Former federal judge Kenneth Conboy, special adjudicator under the Teamsters' federal cleanup, found that Carey "tolerated and engaged in extensive rules violations" and authorized spending $735,000 in union money "to help his flagging campaign" for re-election. He defeated James P. Hoffa, the son of former Teamsters President James R. Hoffa, last December by less than 4 percent in a mail-in ballot.
Implicated by Conboy in the illegal fund-raising were the AFL-CIO; Andy Stern, AFL President John Sweeney's successor as president of the Service Employees International Union; the American Federation of State, County and Municipal Employees and a New York labor lawyer. All but Stern apparently followed through on their commitments to raise cash for Carey.
Conboy's disqualification of Carey may not be the last word on this affair. A federal grand jury has been looking into the corruption, and criminal charges could ensue. The probe could involve money moving back and forth between the Teamsters and Democrats. In a memo that surfaced in July, the Democratic Party's finance chairman asked that $1 million in Teamsters donations be donated to state and local party affiliates.
Since taking office in 1992, Carey had sold off all the jets used to ferry Teamsters leaders around the country, placed 75 locals accused of corruption under trusteeship and led 180,000 United Parcel Service employees through a successful 15-day strike. Those signs of progress now are shrouded in corruption.
Rupert E. Phillips, CEO
John M. Flanagan, Editor & Publisher
David Shapiro, Managing Editor

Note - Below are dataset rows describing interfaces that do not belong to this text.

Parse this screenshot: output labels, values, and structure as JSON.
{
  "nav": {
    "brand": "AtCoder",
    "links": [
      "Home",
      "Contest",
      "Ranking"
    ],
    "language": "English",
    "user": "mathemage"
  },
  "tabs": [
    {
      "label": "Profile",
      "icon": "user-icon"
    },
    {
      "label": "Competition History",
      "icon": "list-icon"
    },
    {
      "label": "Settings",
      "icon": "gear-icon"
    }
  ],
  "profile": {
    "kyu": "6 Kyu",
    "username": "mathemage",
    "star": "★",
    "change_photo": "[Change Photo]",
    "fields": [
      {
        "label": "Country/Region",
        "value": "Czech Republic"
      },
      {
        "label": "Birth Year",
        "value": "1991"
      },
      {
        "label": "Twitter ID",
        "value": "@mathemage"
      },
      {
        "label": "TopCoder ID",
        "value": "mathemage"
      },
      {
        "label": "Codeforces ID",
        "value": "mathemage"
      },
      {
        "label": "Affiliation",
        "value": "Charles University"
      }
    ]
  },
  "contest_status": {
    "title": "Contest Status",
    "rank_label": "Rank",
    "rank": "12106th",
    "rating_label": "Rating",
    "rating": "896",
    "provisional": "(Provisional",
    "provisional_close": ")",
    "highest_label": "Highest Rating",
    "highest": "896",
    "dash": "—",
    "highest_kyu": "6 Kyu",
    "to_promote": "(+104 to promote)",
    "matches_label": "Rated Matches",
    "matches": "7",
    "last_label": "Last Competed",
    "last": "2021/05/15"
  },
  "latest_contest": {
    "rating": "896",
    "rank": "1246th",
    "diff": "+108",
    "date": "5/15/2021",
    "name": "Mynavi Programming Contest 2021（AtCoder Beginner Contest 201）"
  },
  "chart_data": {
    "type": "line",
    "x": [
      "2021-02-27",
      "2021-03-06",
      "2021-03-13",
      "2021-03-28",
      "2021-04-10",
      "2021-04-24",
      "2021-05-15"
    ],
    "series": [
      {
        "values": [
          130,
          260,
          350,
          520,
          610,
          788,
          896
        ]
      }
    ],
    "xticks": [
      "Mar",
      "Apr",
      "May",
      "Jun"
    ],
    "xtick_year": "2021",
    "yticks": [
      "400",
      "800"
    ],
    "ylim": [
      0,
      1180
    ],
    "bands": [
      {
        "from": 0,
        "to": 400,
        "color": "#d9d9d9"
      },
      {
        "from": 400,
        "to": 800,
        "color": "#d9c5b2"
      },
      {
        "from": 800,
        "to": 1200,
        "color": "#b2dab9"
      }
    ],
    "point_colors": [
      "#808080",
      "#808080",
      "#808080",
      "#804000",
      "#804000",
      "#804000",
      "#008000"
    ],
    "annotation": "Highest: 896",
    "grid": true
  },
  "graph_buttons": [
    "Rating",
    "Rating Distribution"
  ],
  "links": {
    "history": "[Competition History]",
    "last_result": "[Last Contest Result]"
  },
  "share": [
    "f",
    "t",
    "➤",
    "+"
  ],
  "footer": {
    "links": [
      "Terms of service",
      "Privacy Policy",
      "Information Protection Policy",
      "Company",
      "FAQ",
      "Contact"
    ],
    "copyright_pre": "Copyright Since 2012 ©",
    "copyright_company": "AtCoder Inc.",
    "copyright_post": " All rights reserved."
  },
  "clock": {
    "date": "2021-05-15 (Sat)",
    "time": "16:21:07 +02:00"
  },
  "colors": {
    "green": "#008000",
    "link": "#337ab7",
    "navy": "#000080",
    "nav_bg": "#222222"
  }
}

Diane Yukihiro Chang, Senior Editor & Editorial Page Editor
Frank Bridgewater & Michael Rovner, Assistant Managing Editors
A.A. Smyser, Contributing Editor